**Your assignment**
An exact copy of all the data below is needed.

── Information provided ──

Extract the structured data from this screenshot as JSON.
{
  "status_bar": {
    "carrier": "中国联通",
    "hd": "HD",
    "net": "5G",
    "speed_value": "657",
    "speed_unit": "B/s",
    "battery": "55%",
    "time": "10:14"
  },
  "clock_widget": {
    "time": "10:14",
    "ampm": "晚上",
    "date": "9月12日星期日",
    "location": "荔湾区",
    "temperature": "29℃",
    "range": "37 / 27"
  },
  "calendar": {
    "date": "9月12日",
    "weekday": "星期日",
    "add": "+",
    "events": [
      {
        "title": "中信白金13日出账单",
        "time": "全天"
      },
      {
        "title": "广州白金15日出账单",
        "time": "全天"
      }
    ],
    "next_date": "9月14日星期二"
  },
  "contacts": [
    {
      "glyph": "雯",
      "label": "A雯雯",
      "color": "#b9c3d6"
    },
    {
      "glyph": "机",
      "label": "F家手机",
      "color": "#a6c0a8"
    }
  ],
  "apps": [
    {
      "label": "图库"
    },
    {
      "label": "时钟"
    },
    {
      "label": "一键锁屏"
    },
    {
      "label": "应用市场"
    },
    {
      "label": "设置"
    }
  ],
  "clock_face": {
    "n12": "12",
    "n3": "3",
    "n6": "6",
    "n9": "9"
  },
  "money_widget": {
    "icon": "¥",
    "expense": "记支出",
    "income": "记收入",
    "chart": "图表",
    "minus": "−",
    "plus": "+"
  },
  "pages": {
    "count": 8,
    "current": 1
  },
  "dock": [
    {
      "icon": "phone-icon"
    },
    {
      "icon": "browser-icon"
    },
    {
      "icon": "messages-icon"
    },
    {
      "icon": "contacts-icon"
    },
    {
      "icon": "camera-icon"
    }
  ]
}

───

**Written answer**
Extract the structured data from this screenshot as JSON.
{
  "status_bar": {
    "carrier": "中国联通",
    "hd": "HD",
    "net": "5G",
    "speed_value": "657",
    "speed_unit": "B/s",
    "battery": "55%",
    "time": "10:14"
  },
  "clock_widget": {
    "time": "10:14",
    "ampm": "晚上",
    "date": "9月12日星期日",
    "location": "荔湾区",
    "temperature": "29℃",
    "range": "37 / 27"
  },
  "calendar": {
    "date": "9月12日",
    "weekday": "星期日",
    "add": "+",
    "events": [
      {
        "title": "中信白金13日出账单",
        "time": "全天"
      },
      {
        "title": "广州白金15日出账单",
        "time": "全天"
      }
    ],
    "next_date": "9月14日星期二"
  },
  "contacts": [
    {
      "glyph": "雯",
      "label": "A雯雯",
      "color": "#b9c3d6"
    },
    {
      "glyph": "机",
      "label": "F家手机",
      "color": "#a6c0a8"
    }
  ],
  "apps": [
    {
      "label": "图库"
    },
    {
      "label": "时钟"
    },
    {
      "label": "一键锁屏"
    },
    {
      "label": "应用市场"
    },
    {
      "label": "设置"
    }
  ],
  "clock_face": {
    "n12": "12",
    "n3": "3",
    "n6": "6",
    "n9": "9"
  },
  "money_widget": {
    "icon": "¥",
    "expense": "记支出",
    "income": "记收入",
    "chart": "图表",
    "minus": "−",
    "plus": "+"
  },
  "pages": {
    "count": 8,
    "current": 1
  },
  "dock": [
    {
      "icon": "phone-icon"
    },
    {
      "icon": "browser-icon"
    },
    {
      "icon": "messages-icon"
    },
    {
      "icon": "contacts-icon"
    },
    {
      "icon": "camera-icon"
    }
  ]
}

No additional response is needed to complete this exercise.